Again on this issue, in a decision pronounced on 9.6.2014, by a Single Judge of the Bombay High Court in the matter of Lufeng Shipping Co. Ltd. m.v. Rainbow Ace & Anr., the Court held that a Defendant has a duty to mitigate i.e. furnish security without prejudice and then contest the arrest and if the Defendant does not do so, he will not be entitled to claim damages for every single day that the vessel remained under arrest when the Defendant was contesting the arrest before the Court. The Court held, “It is correct that this Court has under the Best Food case held that in view of the undertaking given under Rule 941, if any party sustains prejudice pursuant to the ex-parte order of arrest passed by this Court, the party obtaining the order of arrest has to pay such sum by way of damages as the Court may award as compensation. Therefore, if the order has been obtained either without jurisdiction and/or order held to be wrongful and the order of arrest is vacated, the liability under the undertaking is triggered. The next step, as liability is established, is to determine the quantum of damages to be awarded as compensation. After quoting para 10 of the BEST FOODS Case, the Court went on to hold, “In my opinion, the action/inaction /stand of Applicant was totally ill advised. It is settled law that any Claimant who has a claim in any given situation either for breach of contract or tort has an obligation to mitigate its losses. In my view, it will equally apply even in situation like in this case by virtue of the undertaking given by the Plaintiff. Compensation for pecuniary loss imposes on the Claimant a duty of taking all reasonable steps to mitigate the loss and debars the claimant from claiming any part of the damage due to his neglect to take such steps. As held in the Best Food case, the Court also would consider the claim of the Applicant owner of the vessel on the basis if the Applicant filed a Suit for damages what would the Court have done. Certainly the Court would have considered the issue of mitigation as well. A Claimant has to be put as far as possible in as good a situation as if the arrest had not taken place. But this principle is qualified by a second, which imposes on a Claimant the duty of taking all reasonable steps to mitigate its loss.”

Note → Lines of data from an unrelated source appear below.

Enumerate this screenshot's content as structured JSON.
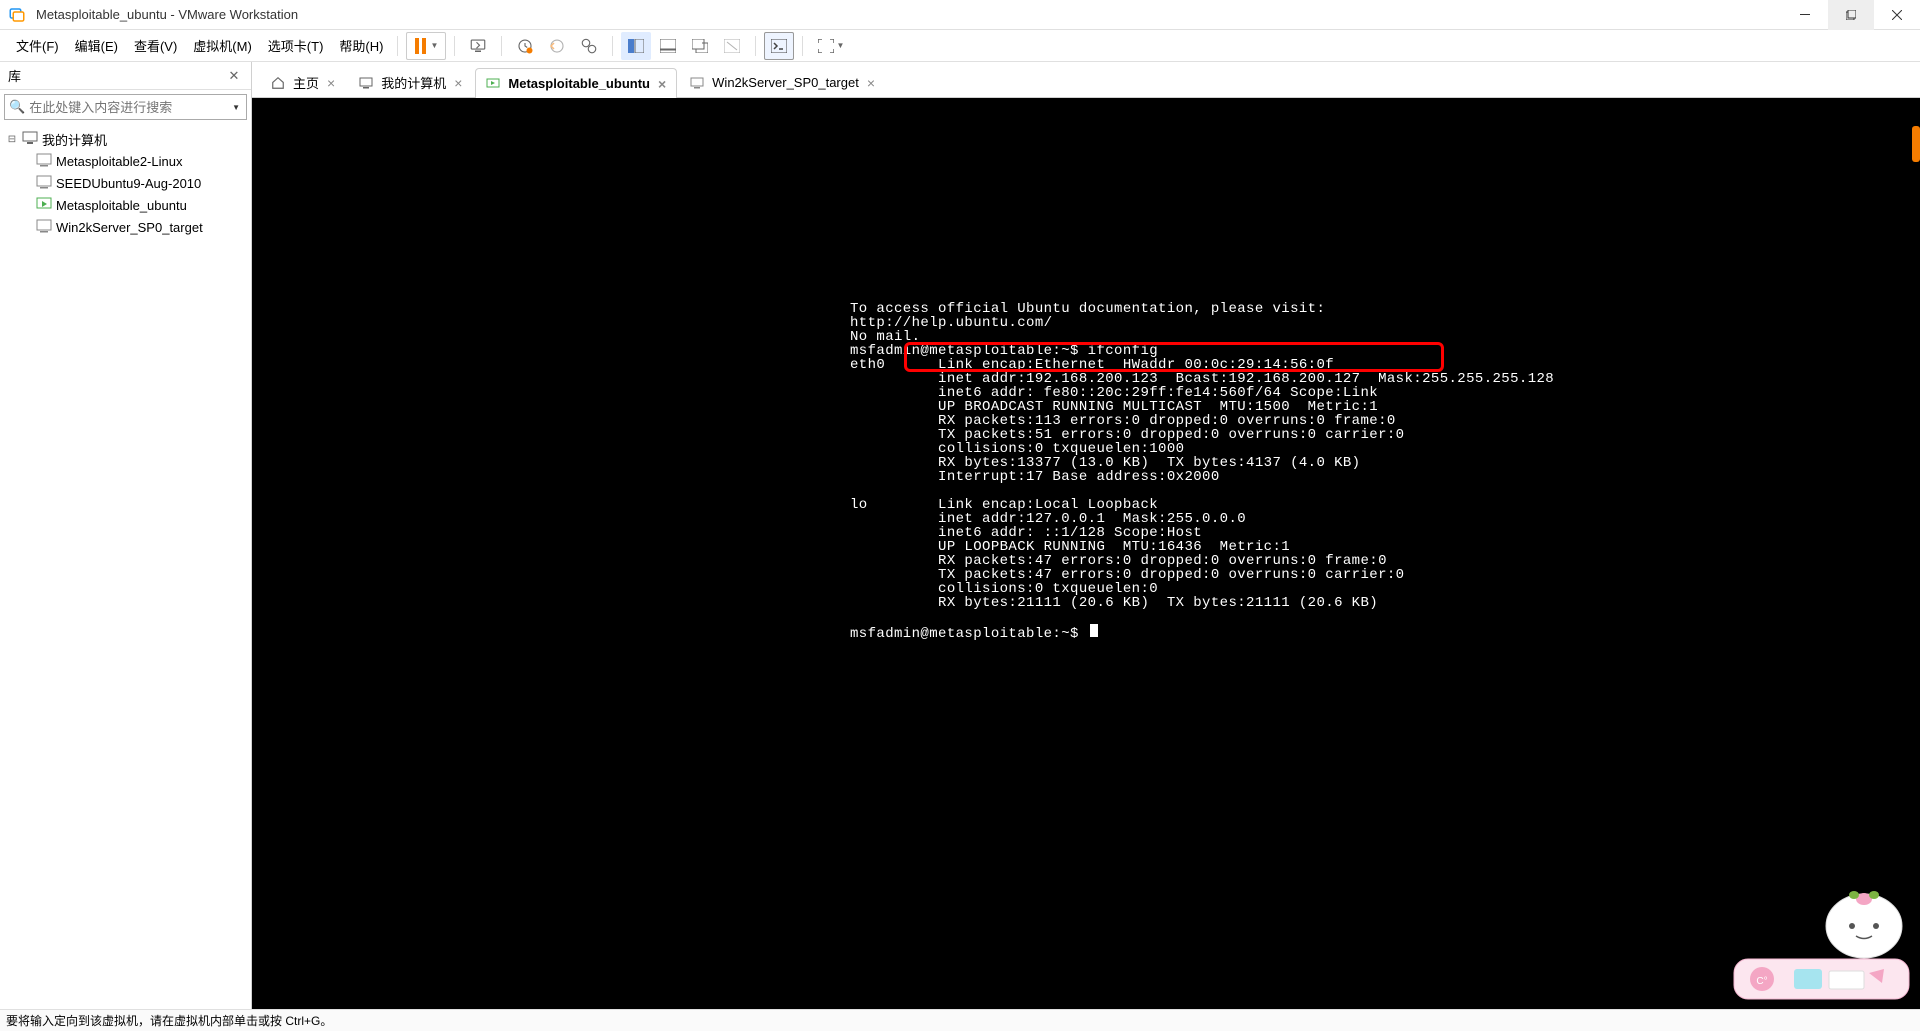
{
  "window": {
    "title": "Metasploitable_ubuntu - VMware Workstation"
  },
  "menu": {
    "file": "文件(F)",
    "edit": "编辑(E)",
    "view": "查看(V)",
    "vm": "虚拟机(M)",
    "tabs": "选项卡(T)",
    "help": "帮助(H)"
  },
  "sidebar": {
    "title": "库",
    "search_placeholder": "在此处键入内容进行搜索",
    "root": "我的计算机",
    "items": [
      "Metasploitable2-Linux",
      "SEEDUbuntu9-Aug-2010",
      "Metasploitable_ubuntu",
      "Win2kServer_SP0_target"
    ]
  },
  "tabs": {
    "home": "主页",
    "mycomputer": "我的计算机",
    "metasploitable": "Metasploitable_ubuntu",
    "win2k": "Win2kServer_SP0_target"
  },
  "terminal": {
    "line1": "To access official Ubuntu documentation, please visit:",
    "line2": "http://help.ubuntu.com/",
    "line3": "No mail.",
    "line4": "msfadmin@metasploitable:~$ ifconfig",
    "line5": "eth0      Link encap:Ethernet  HWaddr 00:0c:29:14:56:0f",
    "line6": "          inet addr:192.168.200.123  Bcast:192.168.200.127  Mask:255.255.255.128",
    "line7": "          inet6 addr: fe80::20c:29ff:fe14:560f/64 Scope:Link",
    "line8": "          UP BROADCAST RUNNING MULTICAST  MTU:1500  Metric:1",
    "line9": "          RX packets:113 errors:0 dropped:0 overruns:0 frame:0",
    "line10": "          TX packets:51 errors:0 dropped:0 overruns:0 carrier:0",
    "line11": "          collisions:0 txqueuelen:1000",
    "line12": "          RX bytes:13377 (13.0 KB)  TX bytes:4137 (4.0 KB)",
    "line13": "          Interrupt:17 Base address:0x2000",
    "line14": "",
    "line15": "lo        Link encap:Local Loopback",
    "line16": "          inet addr:127.0.0.1  Mask:255.0.0.0",
    "line17": "          inet6 addr: ::1/128 Scope:Host",
    "line18": "          UP LOOPBACK RUNNING  MTU:16436  Metric:1",
    "line19": "          RX packets:47 errors:0 dropped:0 overruns:0 frame:0",
    "line20": "          TX packets:47 errors:0 dropped:0 overruns:0 carrier:0",
    "line21": "          collisions:0 txqueuelen:0",
    "line22": "          RX bytes:21111 (20.6 KB)  TX bytes:21111 (20.6 KB)",
    "line23": "",
    "line24": "msfadmin@metasploitable:~$ "
  },
  "statusbar": {
    "hint": "要将输入定向到该虚拟机，请在虚拟机内部单击或按 Ctrl+G。"
  }
}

As of date (11-6-2014), on the above two issues, this is the position of law as laid down by a Single Judge of the Bombay High Court, which are subject only to Appeals.